(Excerpts from a dataset)
----------------------------------------

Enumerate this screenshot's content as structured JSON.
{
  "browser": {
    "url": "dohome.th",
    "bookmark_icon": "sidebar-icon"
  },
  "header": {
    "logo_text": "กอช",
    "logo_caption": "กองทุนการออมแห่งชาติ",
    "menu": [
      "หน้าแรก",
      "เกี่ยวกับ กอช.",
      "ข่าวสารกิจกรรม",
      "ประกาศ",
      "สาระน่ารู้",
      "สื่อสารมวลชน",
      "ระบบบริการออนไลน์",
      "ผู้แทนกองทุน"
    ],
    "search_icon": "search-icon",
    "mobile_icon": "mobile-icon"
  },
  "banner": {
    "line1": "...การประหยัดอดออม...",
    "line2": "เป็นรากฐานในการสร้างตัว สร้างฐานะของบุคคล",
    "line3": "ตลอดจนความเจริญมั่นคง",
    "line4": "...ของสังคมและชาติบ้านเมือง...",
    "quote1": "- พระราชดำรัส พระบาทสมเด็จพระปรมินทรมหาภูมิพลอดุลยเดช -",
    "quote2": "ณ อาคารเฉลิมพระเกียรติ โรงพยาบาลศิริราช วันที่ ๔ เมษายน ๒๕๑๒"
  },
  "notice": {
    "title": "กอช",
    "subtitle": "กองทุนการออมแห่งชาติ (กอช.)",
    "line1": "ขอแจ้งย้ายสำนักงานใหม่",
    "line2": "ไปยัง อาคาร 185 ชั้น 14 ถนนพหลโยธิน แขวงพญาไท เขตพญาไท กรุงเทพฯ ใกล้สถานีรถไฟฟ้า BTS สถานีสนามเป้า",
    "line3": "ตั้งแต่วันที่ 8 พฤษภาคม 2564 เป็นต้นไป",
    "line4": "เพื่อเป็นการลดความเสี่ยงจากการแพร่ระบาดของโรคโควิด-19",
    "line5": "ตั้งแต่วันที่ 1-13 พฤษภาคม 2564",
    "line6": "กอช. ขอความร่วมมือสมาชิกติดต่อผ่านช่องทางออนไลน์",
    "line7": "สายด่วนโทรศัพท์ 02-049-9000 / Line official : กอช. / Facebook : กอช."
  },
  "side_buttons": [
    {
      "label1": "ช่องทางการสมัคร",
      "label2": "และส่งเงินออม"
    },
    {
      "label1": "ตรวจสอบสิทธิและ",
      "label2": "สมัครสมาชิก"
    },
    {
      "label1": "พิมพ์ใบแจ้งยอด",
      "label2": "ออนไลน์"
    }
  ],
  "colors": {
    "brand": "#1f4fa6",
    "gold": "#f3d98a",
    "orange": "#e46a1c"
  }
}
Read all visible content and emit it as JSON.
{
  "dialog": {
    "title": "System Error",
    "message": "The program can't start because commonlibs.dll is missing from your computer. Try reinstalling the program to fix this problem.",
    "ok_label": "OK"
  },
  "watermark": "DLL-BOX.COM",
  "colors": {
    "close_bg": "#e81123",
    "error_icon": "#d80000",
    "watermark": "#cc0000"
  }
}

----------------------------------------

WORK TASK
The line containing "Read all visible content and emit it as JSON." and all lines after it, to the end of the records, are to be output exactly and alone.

OUTPUT OF THE TASK
Read all visible content and emit it as JSON.
{
  "dialog": {
    "title": "System Error",
    "message": "The program can't start because commonlibs.dll is missing from your computer. Try reinstalling the program to fix this problem.",
    "ok_label": "OK"
  },
  "watermark": "DLL-BOX.COM",
  "colors": {
    "close_bg": "#e81123",
    "error_icon": "#d80000",
    "watermark": "#cc0000"
  }
}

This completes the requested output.